Viewed in a light most favorable to the plaintiffs, the evidence could support a finding that the teenagers' obnoxious behavior in the restaurant was open and notorious. Because the group was engaging in a conversation at times with a restaurant employee, it could be found that the defendant was aware of the teenagers' conduct. The near physical contact between one teenager and Nicholas Iannelli at the counter and the indifference expressed by the group member thereafter could be deemed sufficient warning to the restaurant manager of misconduct such that it was incumbent upon him to take affirmative action to reduce the risk of injury. The plaintiffs allege that at least one other restaurant patron expressed disgust with the group's actions prior to the assault.
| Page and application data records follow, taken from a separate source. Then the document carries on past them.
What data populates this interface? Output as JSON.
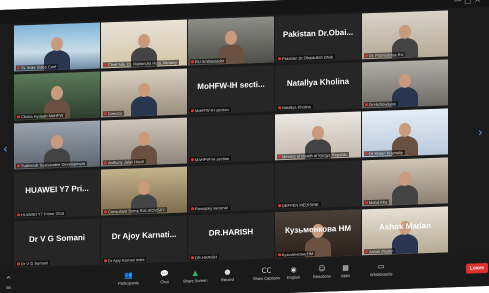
{
  "tiles": [
    {
      "label": "SL India Video Conf",
      "big": ""
    },
    {
      "label": "Chief Adv. Dr. Mahendra Hota, Ministry",
      "big": ""
    },
    {
      "label": "RU Ambassador",
      "big": ""
    },
    {
      "label": "Pakistan Dr.Obaidullah Ohidi",
      "big": "Pakistan Dr.Obai..."
    },
    {
      "label": "Dr. Pramodolya RU",
      "big": ""
    },
    {
      "label": "Chinta Hydgah MoHFW",
      "big": ""
    },
    {
      "label": "Director",
      "big": ""
    },
    {
      "label": "MoHFW-IH section",
      "big": "MoHFW-IH secti..."
    },
    {
      "label": "Natallya Kholina",
      "big": "Natallya Kholina"
    },
    {
      "label": "Dr.Hichowayee",
      "big": ""
    },
    {
      "label": "Subhendr Sustainable Development",
      "big": ""
    },
    {
      "label": "Anthony Jalali Hinch",
      "big": ""
    },
    {
      "label": "MAHFW-IH section",
      "big": ""
    },
    {
      "label": "Ministry of Health of Kyrgyz Republic",
      "big": ""
    },
    {
      "label": "Dr Yerlan Krismaliy",
      "big": ""
    },
    {
      "label": "HUAWEI Y7 Prime 2018",
      "big": "HUAWEI Y7 Pri..."
    },
    {
      "label": "Consultant Soma SULIKOVSKY",
      "big": ""
    },
    {
      "label": "Rossijskij nacional",
      "big": ""
    },
    {
      "label": "DEFPEN MEDISINE",
      "big": ""
    },
    {
      "label": "Mohd Afra",
      "big": ""
    },
    {
      "label": "Dr V G Somani",
      "big": "Dr V G Somani"
    },
    {
      "label": "Dr Ajoy Karnati India",
      "big": "Dr Ajoy  Karnati..."
    },
    {
      "label": "DR.HARISH",
      "big": "DR.HARISH"
    },
    {
      "label": "Кузьменкова НМ",
      "big": "Кузьменкова НМ"
    },
    {
      "label": "Ashok Madan",
      "big": "Ashok Madan"
    }
  ],
  "toolbar": {
    "items": [
      {
        "label": "Participants",
        "icon": "people-icon",
        "glyph": "👥"
      },
      {
        "label": "Chat",
        "icon": "chat-icon",
        "glyph": "💬"
      },
      {
        "label": "Share Screen",
        "icon": "share-screen-icon",
        "glyph": "▲"
      },
      {
        "label": "Record",
        "icon": "record-icon",
        "glyph": "●"
      },
      {
        "label": "Show Captions",
        "icon": "captions-icon",
        "glyph": "CC"
      },
      {
        "label": "English",
        "icon": "globe-icon",
        "glyph": "◉"
      },
      {
        "label": "Reactions",
        "icon": "smile-icon",
        "glyph": "☺"
      },
      {
        "label": "Apps",
        "icon": "apps-icon",
        "glyph": "▦"
      },
      {
        "label": "Whiteboards",
        "icon": "whiteboard-icon",
        "glyph": "▭"
      }
    ],
    "end_label": "Leave",
    "left_label": "ios"
  },
  "colors": {
    "share_accent": "#21c46a",
    "end_red": "#e0302a",
    "mute_red": "#e0302a"
  }
}
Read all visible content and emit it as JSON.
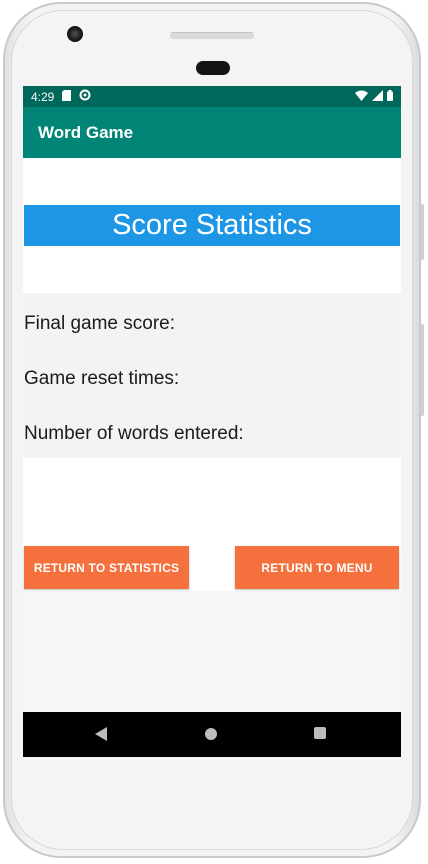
{
  "status_bar": {
    "time": "4:29",
    "left_icons": [
      "sd-card-icon",
      "sync-icon"
    ],
    "right_icons": [
      "wifi-icon",
      "cellular-signal-icon",
      "battery-icon"
    ]
  },
  "app_bar": {
    "title": "Word Game"
  },
  "screen": {
    "heading": "Score Statistics",
    "stats": [
      {
        "label": "Final game score:"
      },
      {
        "label": "Game reset times:"
      },
      {
        "label": "Number of words entered:"
      }
    ],
    "buttons": {
      "return_to_statistics": "RETURN TO STATISTICS",
      "return_to_menu": "RETURN TO MENU"
    }
  },
  "nav_bar": {
    "icons": [
      "back-icon",
      "home-icon",
      "recents-icon"
    ]
  },
  "colors": {
    "status_bar": "#00685a",
    "app_bar": "#008577",
    "heading_banner": "#1e96e6",
    "button": "#f4703d"
  }
}
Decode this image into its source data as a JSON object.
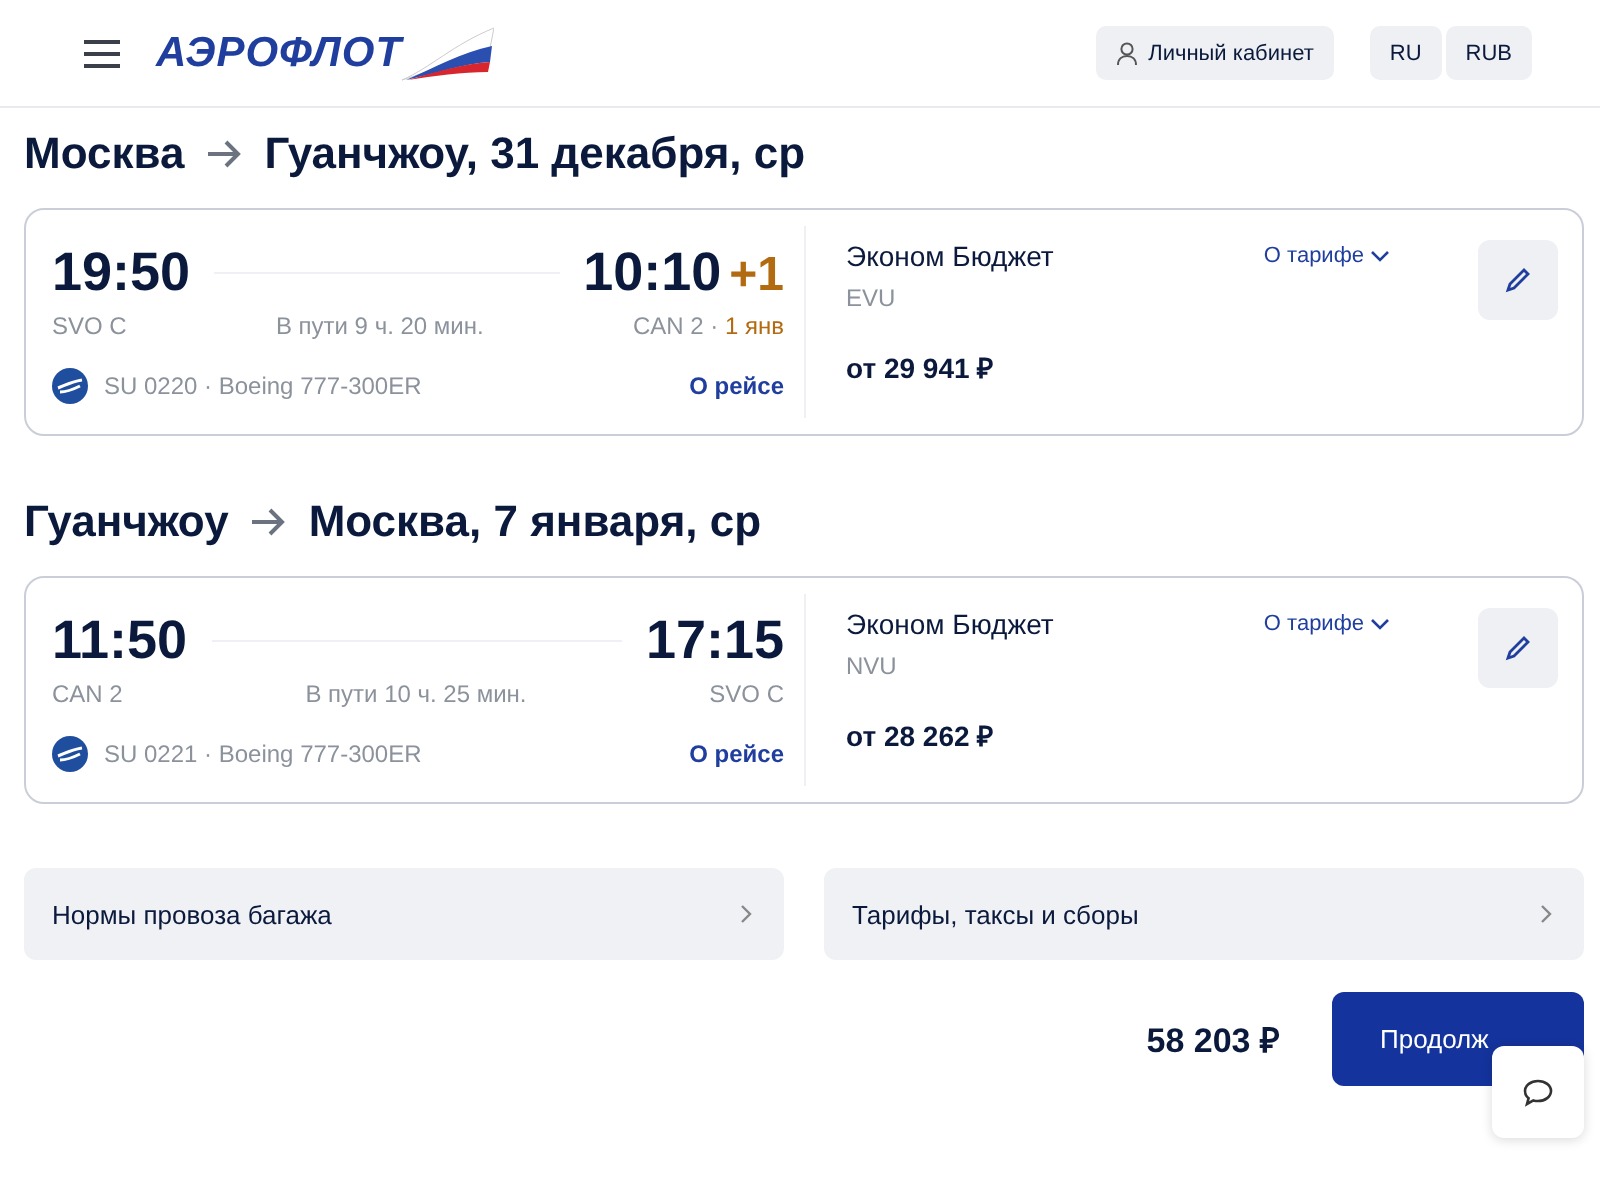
{
  "header": {
    "logo": "АЭРОФЛОТ",
    "account_button": "Личный кабинет",
    "language": "RU",
    "currency": "RUB"
  },
  "legs": [
    {
      "from": "Москва",
      "to": "Гуанчжоу, 31 декабря, ср",
      "depart_time": "19:50",
      "arrive_time": "10:10",
      "day_offset": "+1",
      "depart_airport": "SVO C",
      "duration": "В пути 9 ч. 20 мин.",
      "arrive_airport": "CAN 2",
      "date_separator": "·",
      "arrive_date": "1 янв",
      "flight": "SU 0220 · Boeing 777-300ER",
      "details_link": "О рейсе",
      "fare_name": "Эконом Бюджет",
      "fare_code": "EVU",
      "fare_price": "от 29 941 ₽",
      "fare_link": "О тарифе"
    },
    {
      "from": "Гуанчжоу",
      "to": "Москва, 7 января, ср",
      "depart_time": "11:50",
      "arrive_time": "17:15",
      "depart_airport": "CAN 2",
      "duration": "В пути 10 ч. 25 мин.",
      "arrive_airport": "SVO C",
      "flight": "SU 0221 · Boeing 777-300ER",
      "details_link": "О рейсе",
      "fare_name": "Эконом Бюджет",
      "fare_code": "NVU",
      "fare_price": "от 28 262 ₽",
      "fare_link": "О тарифе"
    }
  ],
  "info_rows": [
    "Нормы провоза багажа",
    "Тарифы, таксы и сборы"
  ],
  "footer": {
    "total": "58 203 ₽",
    "continue_button": "Продолж"
  }
}
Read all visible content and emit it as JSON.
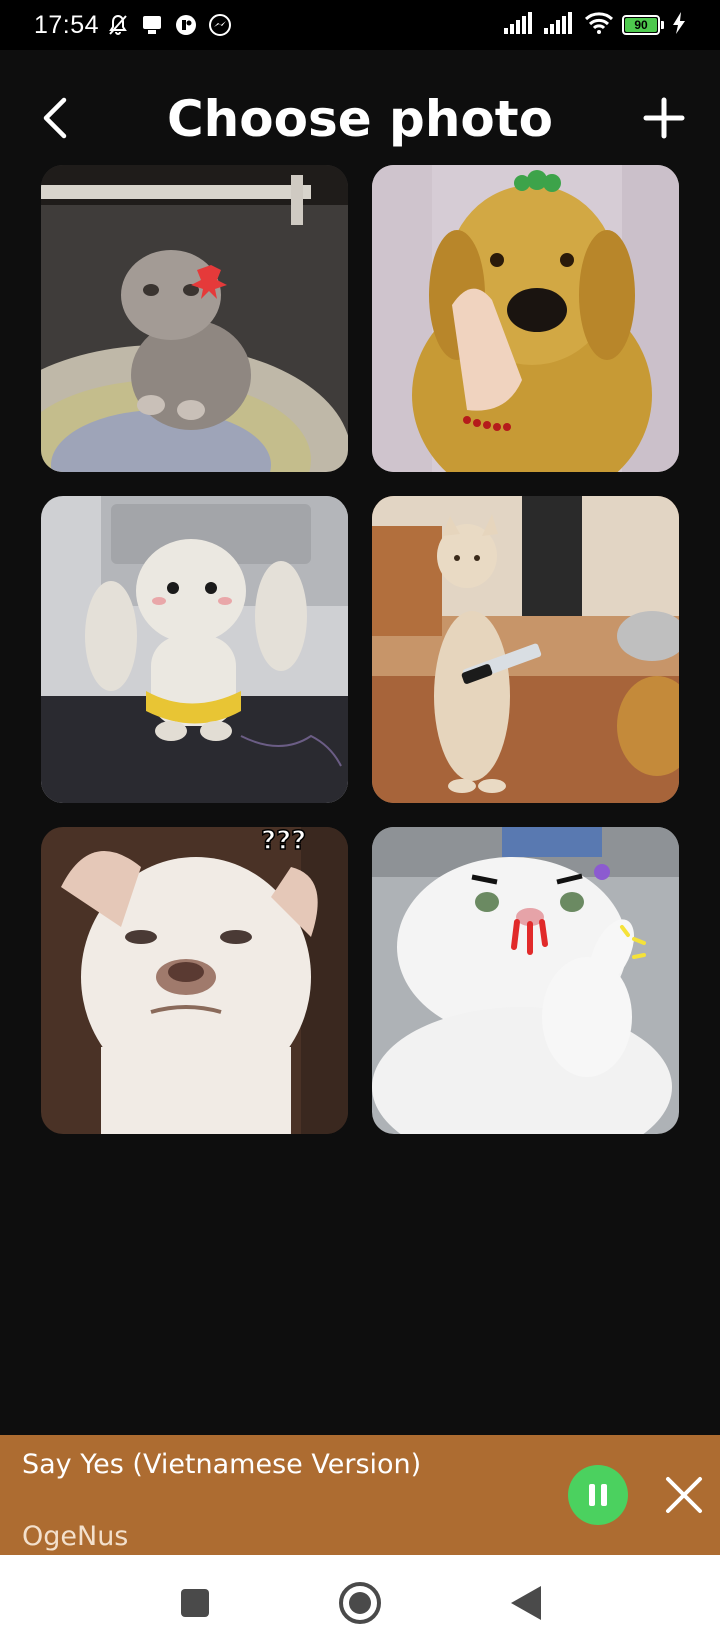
{
  "status_bar": {
    "time": "17:54",
    "battery_level": "90",
    "icons": [
      "mute-bell-icon",
      "tray-icon",
      "app-icon",
      "messenger-icon",
      "signal-icon",
      "signal-icon",
      "wifi-icon",
      "battery-icon",
      "charging-icon"
    ]
  },
  "header": {
    "title": "Choose photo",
    "back_icon": "chevron-left-icon",
    "add_icon": "plus-icon"
  },
  "photos": [
    {
      "subject": "angry kitten on rug"
    },
    {
      "subject": "golden retriever with hand on chin"
    },
    {
      "subject": "crochet bunny toy"
    },
    {
      "subject": "standing cat holding knife"
    },
    {
      "subject": "confused white dog"
    },
    {
      "subject": "white cat giving thumbs up"
    }
  ],
  "player": {
    "title": "Say Yes (Vietnamese Version)",
    "artist": "OgeNus",
    "accent_color": "#ad6c31",
    "pause_color": "#4bd15f"
  },
  "nav": {
    "items": [
      "recents-square-icon",
      "home-circle-icon",
      "back-triangle-icon"
    ]
  }
}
The manager could have warned the group about their behavior or summoned the police if his warnings were not heeded.
In summary, the trial court's ruling that as a matter of law the defendant owed no duty to the plaintiffs to protect them from the assault was error. While as a general principle no such duty exists, here it could be found that the teenagers' behavior in the restaurant created a foreseeable risk of harm that the defendant unreasonably failed to alleviate. Accordingly, we reverse and remand.
Reversed and remanded.
BROCK, C.J., and HORTON and BRODERICK, JJ., did not sit; GROFF, J., superior court justice, specially assigned under RSA 490:3; was recused and did not sit; GRAY, J., retired superior court justice, and McHUGH, superior court justice, sat by special assignment pursuant to RSA 490:3; all who sat concurred.
Justices who did not sit did not, following oral argument, participate in discussions, decisions, votes, or preparation of the opinion in any way.